Don’t feel bad about only taking the advice that works for you and ignoring the bits that don’t – starting with these next dozen paragraphs or so. What I have to say might be the golden breakthrough words you needed to hear, or you may dismiss them as the irrelevant ramblings of a demented woman. Either way, I won’t be offended. You’ve just made a person and are entitled to do whatever the hell you like.
I watched the social media updates and news reports about your pregnancy with a combination of deep, deep horror and bewildered admiration. Girl, you kicked pregnancy’s arse. I could barely lift a cereal box during those final weeks*, let alone 12kg kettle bells.
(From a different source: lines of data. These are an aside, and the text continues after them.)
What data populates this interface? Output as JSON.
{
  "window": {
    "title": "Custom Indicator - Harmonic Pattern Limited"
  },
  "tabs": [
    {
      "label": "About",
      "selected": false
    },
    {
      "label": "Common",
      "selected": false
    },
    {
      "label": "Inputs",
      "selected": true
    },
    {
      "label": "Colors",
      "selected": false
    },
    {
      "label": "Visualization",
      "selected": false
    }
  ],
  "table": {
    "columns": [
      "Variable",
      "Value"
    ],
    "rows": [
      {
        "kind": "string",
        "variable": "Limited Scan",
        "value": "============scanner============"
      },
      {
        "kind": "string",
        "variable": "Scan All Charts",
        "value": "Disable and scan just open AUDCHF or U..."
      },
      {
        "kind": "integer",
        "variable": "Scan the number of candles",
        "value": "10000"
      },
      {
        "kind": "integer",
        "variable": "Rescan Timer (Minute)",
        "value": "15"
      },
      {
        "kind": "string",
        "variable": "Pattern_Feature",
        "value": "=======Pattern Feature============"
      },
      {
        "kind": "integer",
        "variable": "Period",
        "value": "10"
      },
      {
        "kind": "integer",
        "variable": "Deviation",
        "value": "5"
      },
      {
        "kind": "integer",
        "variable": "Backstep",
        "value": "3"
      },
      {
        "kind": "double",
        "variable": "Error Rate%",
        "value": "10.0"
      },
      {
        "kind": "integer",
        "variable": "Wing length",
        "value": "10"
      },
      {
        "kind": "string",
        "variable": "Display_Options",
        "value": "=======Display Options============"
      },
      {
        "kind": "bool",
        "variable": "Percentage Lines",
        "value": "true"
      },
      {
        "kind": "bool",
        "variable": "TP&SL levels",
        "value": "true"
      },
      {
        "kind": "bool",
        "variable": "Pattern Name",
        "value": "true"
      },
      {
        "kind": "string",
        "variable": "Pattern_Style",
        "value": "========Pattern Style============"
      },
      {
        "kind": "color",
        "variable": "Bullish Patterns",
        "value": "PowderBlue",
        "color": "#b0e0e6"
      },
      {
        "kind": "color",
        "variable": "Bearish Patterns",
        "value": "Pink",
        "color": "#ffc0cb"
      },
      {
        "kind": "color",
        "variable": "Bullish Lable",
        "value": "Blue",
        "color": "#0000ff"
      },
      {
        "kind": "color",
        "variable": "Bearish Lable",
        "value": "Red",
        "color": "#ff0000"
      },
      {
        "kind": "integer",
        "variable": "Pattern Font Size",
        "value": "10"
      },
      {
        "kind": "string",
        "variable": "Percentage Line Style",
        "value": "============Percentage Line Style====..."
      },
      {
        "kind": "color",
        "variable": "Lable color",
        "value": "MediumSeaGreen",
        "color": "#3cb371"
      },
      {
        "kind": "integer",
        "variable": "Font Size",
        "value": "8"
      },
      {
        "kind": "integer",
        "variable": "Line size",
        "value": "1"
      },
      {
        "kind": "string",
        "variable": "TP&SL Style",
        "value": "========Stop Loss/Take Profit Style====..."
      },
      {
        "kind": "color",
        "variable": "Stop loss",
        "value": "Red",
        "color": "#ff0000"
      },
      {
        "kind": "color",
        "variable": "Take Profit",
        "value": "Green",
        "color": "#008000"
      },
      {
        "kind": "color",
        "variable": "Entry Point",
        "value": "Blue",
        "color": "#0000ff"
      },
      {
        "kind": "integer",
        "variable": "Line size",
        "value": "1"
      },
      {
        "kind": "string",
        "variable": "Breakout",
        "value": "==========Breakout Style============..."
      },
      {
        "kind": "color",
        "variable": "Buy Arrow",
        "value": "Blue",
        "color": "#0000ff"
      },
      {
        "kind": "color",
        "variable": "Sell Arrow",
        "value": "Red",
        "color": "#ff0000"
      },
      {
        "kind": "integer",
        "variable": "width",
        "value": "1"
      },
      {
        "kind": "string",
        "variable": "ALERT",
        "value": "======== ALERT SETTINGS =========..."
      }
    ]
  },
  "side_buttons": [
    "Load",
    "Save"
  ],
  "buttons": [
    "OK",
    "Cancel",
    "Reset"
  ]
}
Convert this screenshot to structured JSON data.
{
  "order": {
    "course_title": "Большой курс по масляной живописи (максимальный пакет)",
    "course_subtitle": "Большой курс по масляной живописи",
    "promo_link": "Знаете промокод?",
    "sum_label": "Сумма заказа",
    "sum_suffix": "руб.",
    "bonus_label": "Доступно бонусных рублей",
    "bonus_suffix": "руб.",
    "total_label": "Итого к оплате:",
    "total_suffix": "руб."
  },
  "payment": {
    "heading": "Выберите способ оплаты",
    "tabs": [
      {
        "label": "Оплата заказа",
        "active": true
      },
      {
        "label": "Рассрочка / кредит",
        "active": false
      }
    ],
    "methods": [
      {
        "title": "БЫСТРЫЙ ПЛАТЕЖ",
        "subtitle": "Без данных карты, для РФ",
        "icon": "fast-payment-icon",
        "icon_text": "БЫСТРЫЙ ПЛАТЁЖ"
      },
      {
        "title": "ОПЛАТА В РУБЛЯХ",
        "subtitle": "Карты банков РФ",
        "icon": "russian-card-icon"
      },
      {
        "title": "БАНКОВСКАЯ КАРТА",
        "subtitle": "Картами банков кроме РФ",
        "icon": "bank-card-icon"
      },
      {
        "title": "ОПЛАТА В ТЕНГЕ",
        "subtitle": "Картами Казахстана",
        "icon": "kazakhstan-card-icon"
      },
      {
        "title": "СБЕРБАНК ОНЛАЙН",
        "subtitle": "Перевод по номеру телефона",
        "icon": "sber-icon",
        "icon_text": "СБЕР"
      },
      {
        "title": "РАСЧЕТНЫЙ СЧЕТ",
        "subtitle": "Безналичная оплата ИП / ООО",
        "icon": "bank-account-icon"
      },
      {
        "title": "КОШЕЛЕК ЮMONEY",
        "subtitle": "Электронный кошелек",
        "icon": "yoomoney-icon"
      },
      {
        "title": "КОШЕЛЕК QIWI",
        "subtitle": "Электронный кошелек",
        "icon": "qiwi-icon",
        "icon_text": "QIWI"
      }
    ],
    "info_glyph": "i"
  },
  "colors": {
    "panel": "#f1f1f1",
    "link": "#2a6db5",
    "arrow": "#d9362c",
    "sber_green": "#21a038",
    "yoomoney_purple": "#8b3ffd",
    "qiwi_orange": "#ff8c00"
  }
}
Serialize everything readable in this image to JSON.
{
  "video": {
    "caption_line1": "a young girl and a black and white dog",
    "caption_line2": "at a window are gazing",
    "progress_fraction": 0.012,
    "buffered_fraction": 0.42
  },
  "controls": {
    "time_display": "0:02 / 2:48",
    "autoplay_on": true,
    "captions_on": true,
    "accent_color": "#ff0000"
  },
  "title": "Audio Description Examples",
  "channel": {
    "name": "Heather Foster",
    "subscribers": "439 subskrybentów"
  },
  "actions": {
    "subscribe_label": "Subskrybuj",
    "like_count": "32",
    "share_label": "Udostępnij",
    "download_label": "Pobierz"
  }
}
You looked completely content and in control; attacking pregnancy with the same enthusiasm and drive that you bring to everything you do.
But here’s the thing: Those very character traits that have served you so well in life up until now, make dealing with a newborn baby a nightmare.
Discipline and routine mean nothing when you are faced with new challenges that extra effort or commitment can’t actually solve. You and your partner are putting in – not 12 or 14 – but 24 hour days. The difference between between day and night disappears, as you give into an existence that is bone-achingly exhausting and devoid of intellectual stimulation. Your body has undergone a huge physical trauma and you’re so far from prepared to tackle this mammoth task.
In those torturous first six weeks, you lose all control.
Your smarts can’t solve a baby.
Your muscles won’t make him sleep.
Your charisma doesn’t make him latch on properly.
The skills and abilities you’ve spent a lifetime developing are basically useless to the task at hand. And to make matters worse it’s a task that requires 100 percent of your attention. Your wonderful partner will try and share the load but the reality is that there is some stuff only you can do for that baby in those first few weeks. Because you grew him. It’s your smell that he finds familiar, your body that provides ultimate comfort, your milk that is keeping him alive.